News, 01 February 2016

ORLANDO, FL: Dannon is tackling the "millennial challenge" – a trend that has seen the consumption of dairy products remain unduly skewed towards older shoppers – by tapping the insights from a multifaceted research initiative.

Olesya Govorun, Director/Strategy & Insights at The Dannon Company, discussed this topic at The Market Research Event (TMRE) 2015, a conference convened by the Institute for International Research (IIR).

"Millennials account for only 18% of yoghurt volume. And 18–to-24-year-olds account for just 5% of yoghurt consumption, which is significantly less than their fair share," she reported. (For more, including further insights about this audience, read Warc's exclusive report: Dannon tackles the "millennial challenge".)

"It's quite a significant issue for the category. And it's not a Dannon issue – it is a category issue. Every single manufacturer in the industry is facing the same 'millennial challenge.'"

To address this problem – and, ideally, help Dannon become "millennial-agnostic" in its decision-making – Govorun's team has spearheaded a wide-ranging research effort.

More specifically, it has drawn on a broad slate of sources including syndicated data, away-from-home consumption research, behavioural data, an online community and in-person ideation groups with members of the target audience.

While learning that millennials are actually similar to older cohorts in areas such as their attitudes to health and the main purchase drivers for food, Dannon uncovered several signals which will be actionable over the longer term.

"Pretty much every single millennial told us that it was very important for them to own the consumption experience," Govorun said, in describing one learning.

For Dannon, a potential application of this idea will be offering interesting flavour add-ons. "I think the way to provide customisation … is through creative mixes rather than plain old stuff that we gravitate towards," she said.

Younger shoppers were, equally, more "open-minded" about new product formats like shelf-stable and drinkable yoghurt, as well as novel packaging options including pouches.

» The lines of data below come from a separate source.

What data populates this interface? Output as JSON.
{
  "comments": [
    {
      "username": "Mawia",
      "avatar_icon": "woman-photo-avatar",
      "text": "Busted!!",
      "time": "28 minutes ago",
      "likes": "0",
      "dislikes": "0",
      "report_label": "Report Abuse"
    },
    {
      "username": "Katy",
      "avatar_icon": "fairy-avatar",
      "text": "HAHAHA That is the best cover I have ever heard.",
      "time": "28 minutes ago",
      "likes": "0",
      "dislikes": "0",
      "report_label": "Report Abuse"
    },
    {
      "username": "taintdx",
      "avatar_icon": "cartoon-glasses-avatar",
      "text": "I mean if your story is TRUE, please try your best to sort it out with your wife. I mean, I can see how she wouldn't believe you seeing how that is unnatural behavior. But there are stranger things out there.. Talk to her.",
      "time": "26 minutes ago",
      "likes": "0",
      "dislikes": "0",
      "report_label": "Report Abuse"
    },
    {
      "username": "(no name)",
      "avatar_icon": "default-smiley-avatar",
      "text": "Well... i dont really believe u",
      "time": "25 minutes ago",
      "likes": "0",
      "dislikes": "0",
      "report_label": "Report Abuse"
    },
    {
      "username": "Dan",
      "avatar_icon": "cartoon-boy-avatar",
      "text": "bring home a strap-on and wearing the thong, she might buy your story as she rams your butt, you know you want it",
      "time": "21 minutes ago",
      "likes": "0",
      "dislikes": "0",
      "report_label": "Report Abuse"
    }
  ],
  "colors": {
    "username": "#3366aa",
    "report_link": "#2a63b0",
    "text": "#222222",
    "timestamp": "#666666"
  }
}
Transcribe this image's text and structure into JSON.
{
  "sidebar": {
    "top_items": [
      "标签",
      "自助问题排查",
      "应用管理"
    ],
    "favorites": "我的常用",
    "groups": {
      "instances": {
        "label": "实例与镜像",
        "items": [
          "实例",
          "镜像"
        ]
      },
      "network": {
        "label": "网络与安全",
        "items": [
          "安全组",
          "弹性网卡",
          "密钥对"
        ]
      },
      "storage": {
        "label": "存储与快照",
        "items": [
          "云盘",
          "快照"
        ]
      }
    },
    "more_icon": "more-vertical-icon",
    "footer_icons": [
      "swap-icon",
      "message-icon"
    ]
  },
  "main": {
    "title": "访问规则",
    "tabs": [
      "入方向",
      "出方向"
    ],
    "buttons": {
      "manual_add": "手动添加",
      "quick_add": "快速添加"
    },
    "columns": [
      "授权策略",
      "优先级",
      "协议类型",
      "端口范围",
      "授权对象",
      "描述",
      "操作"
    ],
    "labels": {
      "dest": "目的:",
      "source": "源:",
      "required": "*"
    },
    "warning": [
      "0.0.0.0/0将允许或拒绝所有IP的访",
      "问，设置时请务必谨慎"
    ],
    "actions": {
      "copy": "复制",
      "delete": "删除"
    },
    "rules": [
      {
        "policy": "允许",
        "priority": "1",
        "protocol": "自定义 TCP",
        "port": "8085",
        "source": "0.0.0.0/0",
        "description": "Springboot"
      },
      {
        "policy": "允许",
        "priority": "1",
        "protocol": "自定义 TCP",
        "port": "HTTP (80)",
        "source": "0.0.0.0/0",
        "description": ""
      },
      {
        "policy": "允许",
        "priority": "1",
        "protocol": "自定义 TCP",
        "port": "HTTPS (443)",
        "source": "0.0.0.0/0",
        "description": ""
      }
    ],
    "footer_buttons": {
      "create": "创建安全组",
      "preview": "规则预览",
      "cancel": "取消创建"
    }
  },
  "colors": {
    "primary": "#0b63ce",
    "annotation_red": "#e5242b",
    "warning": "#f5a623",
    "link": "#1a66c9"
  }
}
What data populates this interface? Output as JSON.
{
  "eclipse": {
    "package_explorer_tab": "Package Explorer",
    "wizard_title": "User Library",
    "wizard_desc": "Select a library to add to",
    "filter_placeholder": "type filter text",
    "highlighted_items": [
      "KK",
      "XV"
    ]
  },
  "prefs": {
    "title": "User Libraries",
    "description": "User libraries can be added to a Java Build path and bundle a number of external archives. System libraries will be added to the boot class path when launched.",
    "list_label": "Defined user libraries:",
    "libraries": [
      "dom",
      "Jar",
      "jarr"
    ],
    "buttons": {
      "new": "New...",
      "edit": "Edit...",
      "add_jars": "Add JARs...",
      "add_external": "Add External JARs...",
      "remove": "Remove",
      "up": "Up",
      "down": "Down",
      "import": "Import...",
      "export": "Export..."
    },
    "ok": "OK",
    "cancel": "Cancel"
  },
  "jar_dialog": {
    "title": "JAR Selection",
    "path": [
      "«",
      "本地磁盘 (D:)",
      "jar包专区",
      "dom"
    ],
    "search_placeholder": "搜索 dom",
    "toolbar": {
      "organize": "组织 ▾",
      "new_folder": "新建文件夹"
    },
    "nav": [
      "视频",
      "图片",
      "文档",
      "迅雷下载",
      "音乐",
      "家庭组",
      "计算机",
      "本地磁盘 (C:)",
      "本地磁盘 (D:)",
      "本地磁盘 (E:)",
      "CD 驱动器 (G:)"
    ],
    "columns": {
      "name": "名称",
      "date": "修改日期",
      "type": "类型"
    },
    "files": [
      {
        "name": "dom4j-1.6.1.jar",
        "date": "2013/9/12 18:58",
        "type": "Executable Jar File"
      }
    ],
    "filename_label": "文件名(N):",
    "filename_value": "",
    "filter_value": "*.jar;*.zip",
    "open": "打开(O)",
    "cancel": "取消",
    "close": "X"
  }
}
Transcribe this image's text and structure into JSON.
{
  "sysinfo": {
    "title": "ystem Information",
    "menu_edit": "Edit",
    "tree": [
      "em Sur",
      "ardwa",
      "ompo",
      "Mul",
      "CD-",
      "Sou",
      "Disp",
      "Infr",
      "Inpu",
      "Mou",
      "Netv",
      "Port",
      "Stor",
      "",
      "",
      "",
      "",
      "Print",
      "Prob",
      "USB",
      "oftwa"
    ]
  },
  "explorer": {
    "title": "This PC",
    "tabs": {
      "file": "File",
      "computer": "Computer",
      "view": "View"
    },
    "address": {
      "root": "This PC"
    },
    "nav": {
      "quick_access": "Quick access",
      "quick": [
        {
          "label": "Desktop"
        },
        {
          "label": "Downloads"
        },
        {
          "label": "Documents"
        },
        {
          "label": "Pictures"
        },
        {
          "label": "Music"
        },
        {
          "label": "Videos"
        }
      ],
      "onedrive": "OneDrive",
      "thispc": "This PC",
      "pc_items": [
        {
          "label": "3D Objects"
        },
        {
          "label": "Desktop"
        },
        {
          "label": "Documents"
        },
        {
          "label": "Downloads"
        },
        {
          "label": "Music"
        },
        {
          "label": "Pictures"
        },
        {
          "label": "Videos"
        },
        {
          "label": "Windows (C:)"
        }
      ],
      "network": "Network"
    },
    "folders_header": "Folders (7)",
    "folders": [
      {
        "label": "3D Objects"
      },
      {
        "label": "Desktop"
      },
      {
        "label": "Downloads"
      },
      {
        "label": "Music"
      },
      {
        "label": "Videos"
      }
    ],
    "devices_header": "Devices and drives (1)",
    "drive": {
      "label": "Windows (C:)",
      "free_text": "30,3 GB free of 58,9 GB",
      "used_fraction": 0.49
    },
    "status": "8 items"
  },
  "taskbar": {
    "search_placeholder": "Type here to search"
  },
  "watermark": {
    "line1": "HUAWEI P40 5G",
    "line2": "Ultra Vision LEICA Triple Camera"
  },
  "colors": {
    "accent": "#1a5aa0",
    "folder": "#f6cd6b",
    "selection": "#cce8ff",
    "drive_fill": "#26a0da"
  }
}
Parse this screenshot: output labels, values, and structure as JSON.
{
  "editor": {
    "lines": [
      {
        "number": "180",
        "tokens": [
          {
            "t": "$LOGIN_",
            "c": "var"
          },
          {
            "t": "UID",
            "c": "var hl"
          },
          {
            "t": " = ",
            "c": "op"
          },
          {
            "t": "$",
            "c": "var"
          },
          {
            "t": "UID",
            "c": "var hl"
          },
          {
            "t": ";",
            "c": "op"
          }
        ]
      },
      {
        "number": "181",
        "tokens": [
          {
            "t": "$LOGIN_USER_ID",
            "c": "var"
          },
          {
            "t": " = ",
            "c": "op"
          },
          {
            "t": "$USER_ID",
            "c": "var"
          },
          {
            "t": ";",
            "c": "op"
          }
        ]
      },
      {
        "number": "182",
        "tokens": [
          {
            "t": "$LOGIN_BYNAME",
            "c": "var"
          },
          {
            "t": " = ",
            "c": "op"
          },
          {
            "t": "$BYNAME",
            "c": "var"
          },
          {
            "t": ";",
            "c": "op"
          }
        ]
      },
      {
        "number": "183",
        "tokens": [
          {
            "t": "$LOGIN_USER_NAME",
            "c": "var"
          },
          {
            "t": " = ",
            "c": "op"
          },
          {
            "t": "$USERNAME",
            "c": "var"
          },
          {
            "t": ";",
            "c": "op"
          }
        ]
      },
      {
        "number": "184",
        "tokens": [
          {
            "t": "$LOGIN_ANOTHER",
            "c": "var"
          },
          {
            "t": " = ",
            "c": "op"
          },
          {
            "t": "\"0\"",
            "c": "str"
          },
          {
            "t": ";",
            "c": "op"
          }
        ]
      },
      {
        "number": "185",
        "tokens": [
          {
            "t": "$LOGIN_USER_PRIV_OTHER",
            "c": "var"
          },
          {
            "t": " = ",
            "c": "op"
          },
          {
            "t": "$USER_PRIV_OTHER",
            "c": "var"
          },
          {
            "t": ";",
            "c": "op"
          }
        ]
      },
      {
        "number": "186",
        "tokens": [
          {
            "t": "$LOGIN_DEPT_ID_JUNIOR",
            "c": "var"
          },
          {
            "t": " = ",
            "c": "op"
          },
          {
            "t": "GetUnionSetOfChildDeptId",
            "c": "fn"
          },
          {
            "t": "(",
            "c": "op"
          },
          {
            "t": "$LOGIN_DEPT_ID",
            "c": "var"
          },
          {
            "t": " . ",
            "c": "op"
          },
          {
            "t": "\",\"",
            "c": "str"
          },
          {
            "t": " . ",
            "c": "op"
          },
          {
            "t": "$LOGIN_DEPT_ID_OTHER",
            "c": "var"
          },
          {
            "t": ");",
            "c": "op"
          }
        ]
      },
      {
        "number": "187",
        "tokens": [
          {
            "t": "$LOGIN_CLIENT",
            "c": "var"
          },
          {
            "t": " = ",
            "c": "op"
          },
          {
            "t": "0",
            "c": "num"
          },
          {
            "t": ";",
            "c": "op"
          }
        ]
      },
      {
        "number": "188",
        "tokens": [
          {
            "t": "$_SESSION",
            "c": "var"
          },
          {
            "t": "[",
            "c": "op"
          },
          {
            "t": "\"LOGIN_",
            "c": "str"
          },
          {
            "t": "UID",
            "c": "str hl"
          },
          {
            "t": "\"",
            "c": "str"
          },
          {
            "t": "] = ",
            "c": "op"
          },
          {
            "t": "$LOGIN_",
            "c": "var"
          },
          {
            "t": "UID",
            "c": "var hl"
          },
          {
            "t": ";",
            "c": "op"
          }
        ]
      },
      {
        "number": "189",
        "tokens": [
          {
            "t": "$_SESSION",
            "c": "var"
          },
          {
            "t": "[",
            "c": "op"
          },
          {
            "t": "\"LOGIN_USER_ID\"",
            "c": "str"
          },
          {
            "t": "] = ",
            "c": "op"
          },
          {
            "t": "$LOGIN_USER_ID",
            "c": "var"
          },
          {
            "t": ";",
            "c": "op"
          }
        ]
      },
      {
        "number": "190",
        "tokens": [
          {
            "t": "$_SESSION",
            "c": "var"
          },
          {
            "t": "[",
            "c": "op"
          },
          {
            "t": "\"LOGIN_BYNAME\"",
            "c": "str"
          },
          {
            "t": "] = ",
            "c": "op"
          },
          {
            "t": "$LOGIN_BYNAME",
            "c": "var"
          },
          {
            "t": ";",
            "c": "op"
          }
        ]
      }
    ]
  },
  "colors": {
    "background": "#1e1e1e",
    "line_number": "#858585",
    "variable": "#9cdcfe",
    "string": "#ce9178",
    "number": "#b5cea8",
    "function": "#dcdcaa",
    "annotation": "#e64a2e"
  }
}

"Millennials embraced it: they thought it actually fit their lifestyle and they were truly excited about where yoghurt can go," said Govorun.

Data sourced from Warc